This year’s Nobel Prize in Chemistry went to the international team which invented the world’s smallest machine . The three scientists, namely Jean-Pierre Sauvage (France), Sir Fraser Stoddart (Great Britain), and Bernard “Ben” Feringa (Netherlands) will split the $931,000 (8 million Swedish Kronaprize) three ways. The trio began their research back in 1983, and have been able to invent molecular machines that have been tipped to be leading breakthroughs in the field of new materials and energy storage devices.
The molecular machines are also called nanomachines, and are about 1,000 times smaller than a single strand of hair. In a statement, the awarding authority Royal Swedish Academy of Sciences describe the innovation, “They have developed molecules with controllable movements, which can perform a task when energy is added.”
In 1983, Sauvage was the first one to make a breakthrough in the development of tiny machines when he successfully linked two ring-shaped molecules and created a chai. Eight years later, in 1991 Stoddart was able to create a called rotaxane, which was a dumbbell-shaped molecule entailing a ring around its middle. The third scientist Feringa, in 1999, built on this and became the first person to create a molecular motor, which converted the concept into a fully functional machine. The scientific potential of the minuscule motor can be judged by the fact that it has been used to rotate a glass cylinder 10,000 times bigger than its own size.
The jury said when announcing the winners, “The molecular motor is at the same stage as the electric motor was in the 1830s, when scientists displayed various spinning cranks and wheels, unaware that they would lead to electric trains, washing machines, fans and food processors.”

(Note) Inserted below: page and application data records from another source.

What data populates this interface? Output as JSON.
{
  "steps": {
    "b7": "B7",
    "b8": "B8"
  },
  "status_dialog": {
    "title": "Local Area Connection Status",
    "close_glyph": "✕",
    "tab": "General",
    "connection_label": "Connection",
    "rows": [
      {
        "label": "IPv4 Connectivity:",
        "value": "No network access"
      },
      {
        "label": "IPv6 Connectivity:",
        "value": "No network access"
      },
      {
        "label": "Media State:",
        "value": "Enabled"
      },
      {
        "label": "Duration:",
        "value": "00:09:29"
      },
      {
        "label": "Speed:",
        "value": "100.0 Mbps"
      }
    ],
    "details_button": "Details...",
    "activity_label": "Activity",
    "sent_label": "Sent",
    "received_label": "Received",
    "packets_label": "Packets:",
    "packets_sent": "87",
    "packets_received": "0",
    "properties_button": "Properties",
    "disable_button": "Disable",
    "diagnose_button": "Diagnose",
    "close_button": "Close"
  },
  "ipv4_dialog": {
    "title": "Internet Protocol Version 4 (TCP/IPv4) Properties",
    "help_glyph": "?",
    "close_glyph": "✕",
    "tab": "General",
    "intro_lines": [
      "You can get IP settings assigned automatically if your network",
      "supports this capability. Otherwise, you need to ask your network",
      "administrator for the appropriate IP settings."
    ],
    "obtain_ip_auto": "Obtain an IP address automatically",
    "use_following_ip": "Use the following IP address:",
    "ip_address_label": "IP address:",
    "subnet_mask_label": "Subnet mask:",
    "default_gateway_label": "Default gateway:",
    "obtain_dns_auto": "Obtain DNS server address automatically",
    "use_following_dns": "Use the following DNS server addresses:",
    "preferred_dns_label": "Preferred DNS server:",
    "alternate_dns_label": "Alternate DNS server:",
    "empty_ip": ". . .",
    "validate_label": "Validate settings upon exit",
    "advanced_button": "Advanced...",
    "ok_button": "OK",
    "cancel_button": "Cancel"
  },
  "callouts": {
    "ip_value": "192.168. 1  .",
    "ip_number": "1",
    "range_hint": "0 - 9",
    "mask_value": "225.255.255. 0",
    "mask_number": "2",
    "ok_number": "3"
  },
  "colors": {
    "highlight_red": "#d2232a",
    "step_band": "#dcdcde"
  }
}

These are truly exciting times for the world’s technology, and this invention in particular is a herald of great breakthroughs to come in the near future.